(Dataset items)
*****
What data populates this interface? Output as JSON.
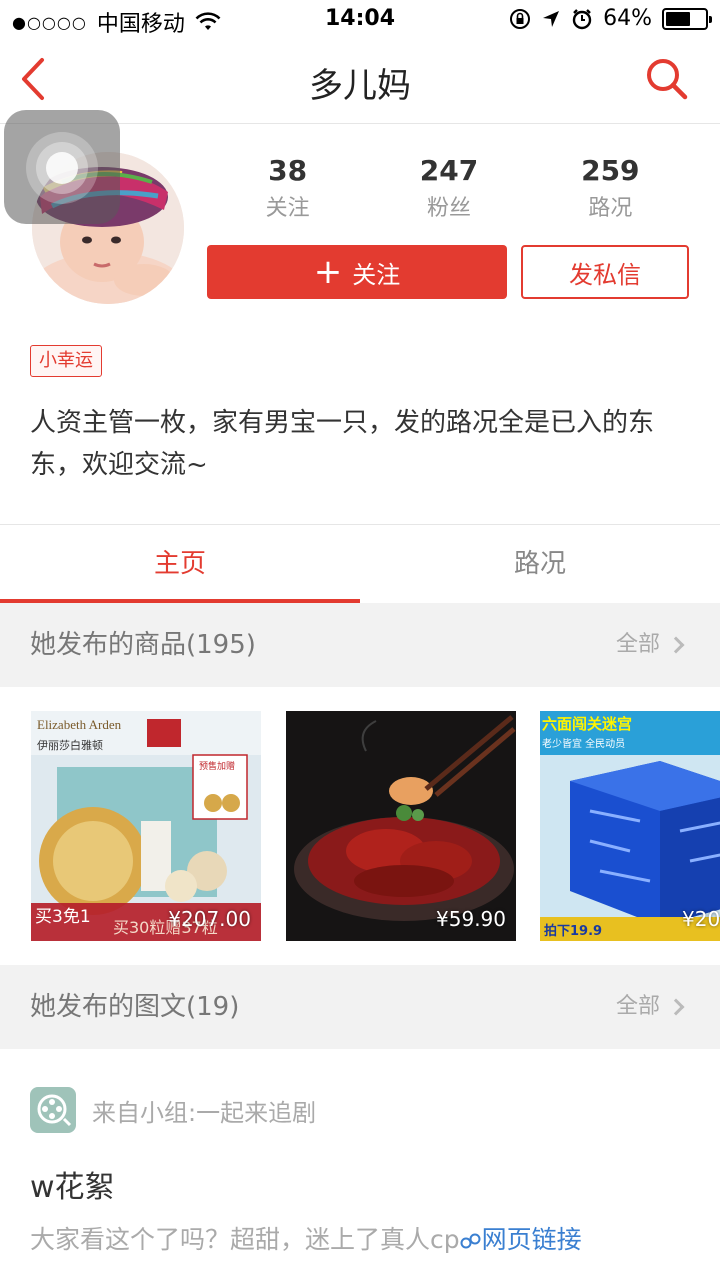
{
  "status": {
    "carrier": "中国移动",
    "time": "14:04",
    "battery": "64%",
    "battery_level": 0.64
  },
  "nav": {
    "title": "多儿妈"
  },
  "profile": {
    "stats": [
      {
        "num": "38",
        "label": "关注"
      },
      {
        "num": "247",
        "label": "粉丝"
      },
      {
        "num": "259",
        "label": "路况"
      }
    ],
    "follow_label": "关注",
    "message_label": "发私信",
    "tag": "小幸运",
    "bio": "人资主管一枚，家有男宝一只，发的路况全是已入的东东，欢迎交流~"
  },
  "tabs": [
    {
      "label": "主页",
      "active": true
    },
    {
      "label": "路况",
      "active": false
    }
  ],
  "products_section": {
    "title": "她发布的商品(195)",
    "more": "全部"
  },
  "products": [
    {
      "price": "¥207.00",
      "brand": "Elizabeth Arden",
      "brand_cn": "伊丽莎白雅顿",
      "badge": "预售加赠",
      "promo": "买3免1",
      "promo2": "买30粒赠37粒"
    },
    {
      "price": "¥59.90"
    },
    {
      "price": "¥20",
      "banner": "六面闯关迷宫",
      "banner2": "老少皆宜 全民动员",
      "promo": "拍下19.9"
    }
  ],
  "posts_section": {
    "title": "她发布的图文(19)",
    "more": "全部"
  },
  "post": {
    "group": "来自小组:一起来追剧",
    "title": "w花絮",
    "text": "大家看这个了吗？超甜，迷上了真人cp",
    "link": "网页链接"
  }
}
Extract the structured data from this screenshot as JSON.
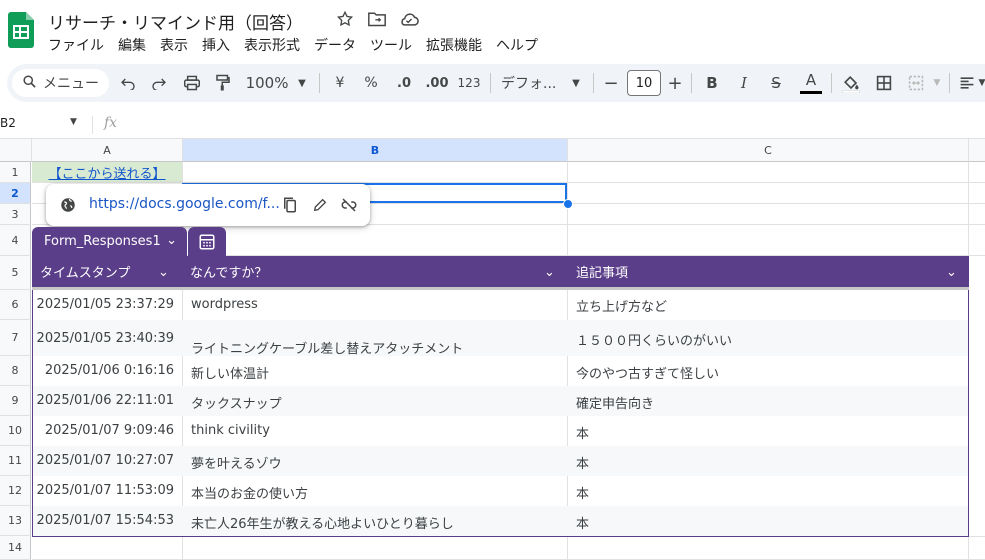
{
  "app": {
    "doc_title": "リサーチ・リマインド用（回答）",
    "menu": [
      "ファイル",
      "編集",
      "表示",
      "挿入",
      "表示形式",
      "データ",
      "ツール",
      "拡張機能",
      "ヘルプ"
    ]
  },
  "toolbar": {
    "menu_search": "メニュー",
    "zoom": "100%",
    "currency": "¥",
    "percent": "%",
    "decrease_decimal": ".0",
    "increase_decimal": ".00",
    "number_format": "123",
    "font": "デフォ...",
    "font_size": "10",
    "bold": "B",
    "italic": "I",
    "strikethrough": "S",
    "text_color": "A"
  },
  "formula_bar": {
    "name_box": "B2",
    "fx": "fx",
    "value": ""
  },
  "grid": {
    "columns": [
      "A",
      "B",
      "C"
    ],
    "rows": [
      "1",
      "2",
      "3",
      "4",
      "5",
      "6",
      "7",
      "8",
      "9",
      "10",
      "11",
      "12",
      "13",
      "14"
    ],
    "cell_a1": "【ここから送れる】"
  },
  "link_chip": {
    "url": "https://docs.google.com/f..."
  },
  "table": {
    "name": "Form_Responses1",
    "headers": [
      "タイムスタンプ",
      "なんですか？",
      "追記事項"
    ],
    "rows": [
      {
        "ts": "2025/01/05 23:37:29",
        "what": "wordpress",
        "note": "立ち上げ方など"
      },
      {
        "ts": "2025/01/05 23:40:39",
        "what": "ライトニングケーブル差し替えアタッチメント",
        "note": "１５００円くらいのがいい"
      },
      {
        "ts": "2025/01/06 0:16:16",
        "what": "新しい体温計",
        "note": "今のやつ古すぎて怪しい"
      },
      {
        "ts": "2025/01/06 22:11:01",
        "what": "タックスナップ",
        "note": "確定申告向き"
      },
      {
        "ts": "2025/01/07 9:09:46",
        "what": "think civility",
        "note": "本"
      },
      {
        "ts": "2025/01/07 10:27:07",
        "what": "夢を叶えるゾウ",
        "note": "本"
      },
      {
        "ts": "2025/01/07 11:53:09",
        "what": "本当のお金の使い方",
        "note": "本"
      },
      {
        "ts": "2025/01/07 15:54:53",
        "what": "未亡人26年生が教える心地よいひとり暮らし",
        "note": "本"
      }
    ]
  },
  "colors": {
    "accent": "#5b3e8a",
    "selection": "#1a73e8",
    "link": "#1155cc",
    "a1_fill": "#d9ead3"
  }
}
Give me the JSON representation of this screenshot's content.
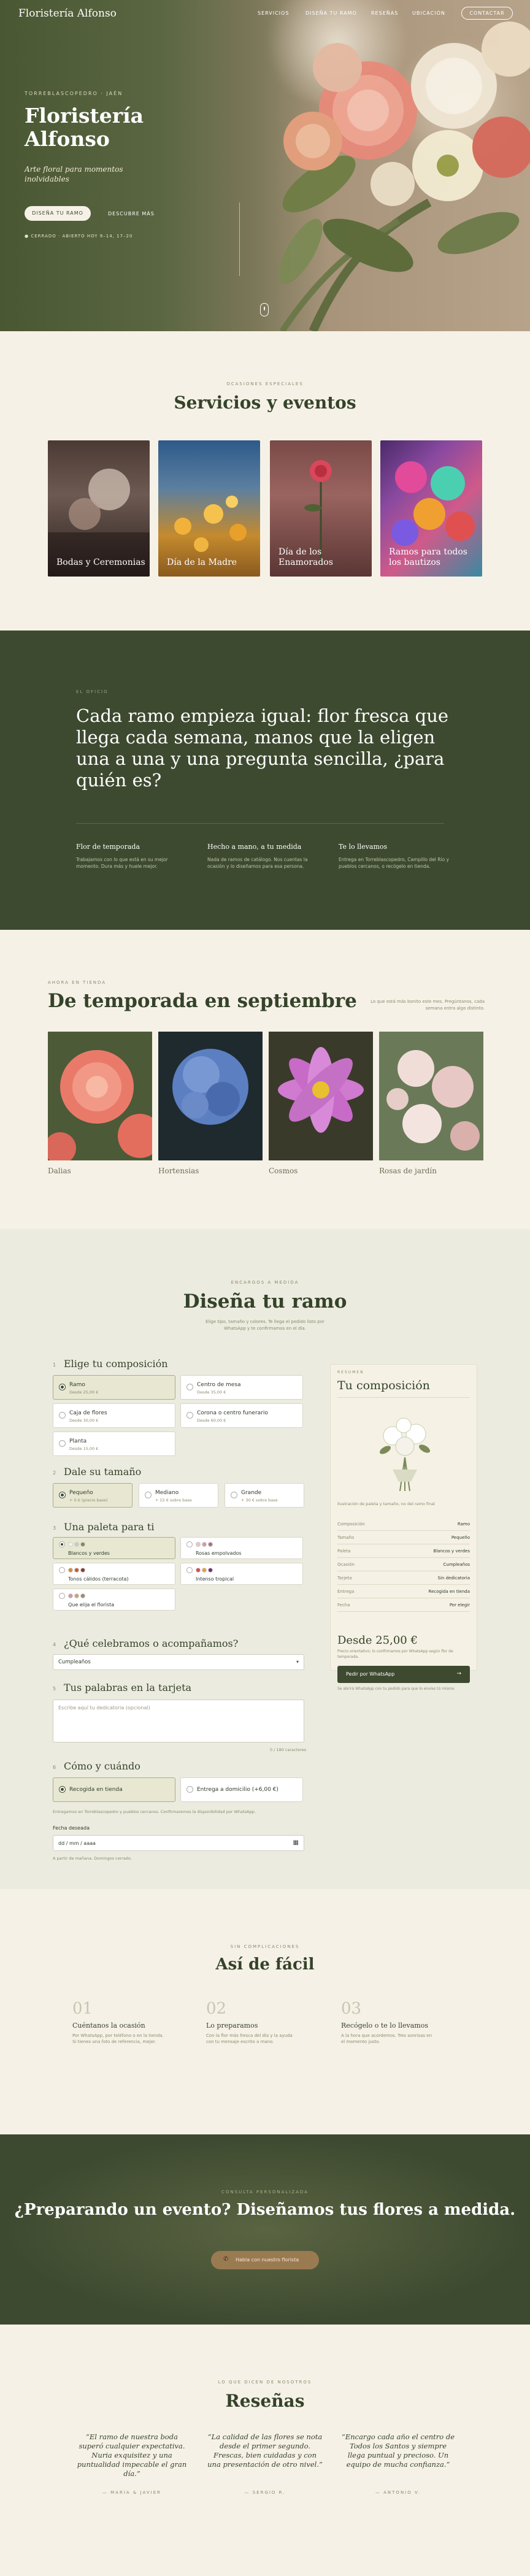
{
  "nav": {
    "brand": "Floristería Alfonso",
    "links": [
      "SERVICIOS",
      "DISEÑA TU RAMO",
      "RESEÑAS",
      "UBICACIÓN"
    ],
    "contact": "CONTACTAR"
  },
  "hero": {
    "kicker": "TORREBLASCOPEDRO · JAÉN",
    "title": "Floristería Alfonso",
    "subtitle": "Arte floral para momentos inolvidables",
    "primary_button": "DISEÑA TU RAMO",
    "secondary_link": "DESCUBRE MÁS",
    "info": "● CERRADO · ABIERTO HOY 9–14, 17–20"
  },
  "services": {
    "kicker": "OCASIONES ESPECIALES",
    "title": "Servicios y eventos",
    "items": [
      {
        "label": "Bodas y Ceremonias"
      },
      {
        "label": "Día de la Madre"
      },
      {
        "label": "Día de los Enamorados"
      },
      {
        "label": "Ramos para todos los bautizos"
      }
    ]
  },
  "manifesto": {
    "kicker": "EL OFICIO",
    "quote": "Cada ramo empieza igual: flor fresca que llega cada semana, manos que la eligen una a una y una pregunta sencilla, ¿para quién es?",
    "columns": [
      {
        "title": "Flor de temporada",
        "text": "Trabajamos con lo que está en su mejor momento. Dura más y huele mejor."
      },
      {
        "title": "Hecho a mano, a tu medida",
        "text": "Nada de ramos de catálogo. Nos cuentas la ocasión y lo diseñamos para esa persona."
      },
      {
        "title": "Te lo llevamos",
        "text": "Entrega en Torreblascopedro, Campillo del Río y pueblos cercanos, o recógelo en tienda."
      }
    ]
  },
  "season": {
    "kicker": "AHORA EN TIENDA",
    "title": "De temporada en septiembre",
    "note": "Lo que está más bonito este mes. Pregúntanos, cada semana entra algo distinto.",
    "items": [
      "Dalias",
      "Hortensias",
      "Cosmos",
      "Rosas de jardín"
    ]
  },
  "designer": {
    "kicker": "ENCARGOS A MEDIDA",
    "title": "Diseña tu ramo",
    "description": "Elige tipo, tamaño y colores. Te llega el pedido listo por WhatsApp y te confirmamos en el día.",
    "step1": {
      "num": "1",
      "title": "Elige tu composición",
      "options": [
        {
          "title": "Ramo",
          "sub": "Desde 25,00 €"
        },
        {
          "title": "Centro de mesa",
          "sub": "Desde 35,00 €"
        },
        {
          "title": "Caja de flores",
          "sub": "Desde 30,00 €"
        },
        {
          "title": "Corona o centro funerario",
          "sub": "Desde 60,00 €"
        },
        {
          "title": "Planta",
          "sub": "Desde 15,00 €"
        }
      ]
    },
    "step2": {
      "num": "2",
      "title": "Dale su tamaño",
      "options": [
        {
          "title": "Pequeño",
          "sub": "+ 0 € (precio base)"
        },
        {
          "title": "Mediano",
          "sub": "+ 15 € sobre base"
        },
        {
          "title": "Grande",
          "sub": "+ 30 € sobre base"
        }
      ]
    },
    "step3": {
      "num": "3",
      "title": "Una paleta para ti",
      "options": [
        {
          "title": "Blancos y verdes",
          "colors": [
            "#f4f2ea",
            "#c9cfae",
            "#7c8a5a"
          ]
        },
        {
          "title": "Rosas empolvados",
          "colors": [
            "#e9c6c4",
            "#d89a9a",
            "#b36f78"
          ]
        },
        {
          "title": "Tonos cálidos (terracota)",
          "colors": [
            "#d9863a",
            "#c35a35",
            "#8e3b26"
          ]
        },
        {
          "title": "Intenso tropical",
          "colors": [
            "#e0445a",
            "#e7a131",
            "#7b2a72"
          ]
        },
        {
          "title": "Que elija el florista",
          "colors": [
            "#c89aa6",
            "#c8a670",
            "#9a8c6a"
          ]
        }
      ]
    },
    "step4": {
      "num": "4",
      "title": "¿Qué celebramos o acompañamos?",
      "value": "Cumpleaños"
    },
    "step5": {
      "num": "5",
      "title": "Tus palabras en la tarjeta",
      "placeholder": "Escribe aquí tu dedicatoria (opcional)",
      "count": "0 / 180 caracteres"
    },
    "step6": {
      "num": "6",
      "title": "Cómo y cuándo",
      "options": [
        {
          "title": "Recogida en tienda"
        },
        {
          "title": "Entrega a domicilio (+6,00 €)"
        }
      ],
      "note": "Entregamos en Torreblascopedro y pueblos cercanos. Confirmaremos la disponibilidad por WhatsApp.",
      "date_label": "Fecha deseada",
      "date_value": "dd / mm / aaaa",
      "date_help": "A partir de mañana. Domingos cerrado."
    }
  },
  "summary": {
    "kicker": "RESUMEN",
    "title": "Tu composición",
    "caption": "Ilustración de paleta y tamaño, no del ramo final",
    "rows": [
      {
        "k": "Composición",
        "v": "Ramo"
      },
      {
        "k": "Tamaño",
        "v": "Pequeño"
      },
      {
        "k": "Paleta",
        "v": "Blancos y verdes"
      },
      {
        "k": "Ocasión",
        "v": "Cumpleaños"
      },
      {
        "k": "Tarjeta",
        "v": "Sin dedicatoria"
      },
      {
        "k": "Entrega",
        "v": "Recogida en tienda"
      },
      {
        "k": "Fecha",
        "v": "Por elegir"
      }
    ],
    "price": "Desde 25,00 €",
    "price_note": "Precio orientativo; lo confirmamos por WhatsApp según flor de temporada.",
    "button": "Pedir por WhatsApp",
    "footer": "Se abrirá WhatsApp con tu pedido para que lo envíes tú mismo."
  },
  "how": {
    "kicker": "SIN COMPLICACIONES",
    "title": "Así de fácil",
    "steps": [
      {
        "num": "01",
        "title": "Cuéntanos la ocasión",
        "text": "Por WhatsApp, por teléfono o en la tienda. Si tienes una foto de referencia, mejor."
      },
      {
        "num": "02",
        "title": "Lo preparamos",
        "text": "Con la flor más fresca del día y la ayuda con tu mensaje escrito a mano."
      },
      {
        "num": "03",
        "title": "Recógelo o te lo llevamos",
        "text": "A la hora que acordemos. Tres sonrisas en el momento justo."
      }
    ]
  },
  "cta": {
    "kicker": "CONSULTA PERSONALIZADA",
    "title": "¿Preparando un evento? Diseñamos tus flores a medida.",
    "button": "Habla con nuestro florista"
  },
  "reviews": {
    "kicker": "LO QUE DICEN DE NOSOTROS",
    "title": "Reseñas",
    "items": [
      {
        "text": "“El ramo de nuestra boda superó cualquier expectativa. Nuria exquisitez y una puntualidad impecable el gran día.”",
        "author": "— MARÍA & JAVIER"
      },
      {
        "text": "“La calidad de las flores se nota desde el primer segundo. Frescas, bien cuidadas y con una presentación de otro nivel.”",
        "author": "— SERGIO R."
      },
      {
        "text": "“Encargo cada año el centro de Todos los Santos y siempre llega puntual y precioso. Un equipo de mucha confianza.”",
        "author": "— ANTONIO V."
      }
    ]
  }
}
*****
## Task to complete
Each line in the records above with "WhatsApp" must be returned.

## Solution to this problem
    "description": "Elige tipo, tamaño y colores. Te llega el pedido listo por WhatsApp y te confirmamos en el día.",
      "note": "Entregamos en Torreblascopedro y pueblos cercanos. Confirmaremos la disponibilidad por WhatsApp.",
    "price_note": "Precio orientativo; lo confirmamos por WhatsApp según flor de temporada.",
    "button": "Pedir por WhatsApp",
    "footer": "Se abrirá WhatsApp con tu pedido para que lo envíes tú mismo."
        "text": "Por WhatsApp, por teléfono o en la tienda. Si tienes una foto de referencia, mejor."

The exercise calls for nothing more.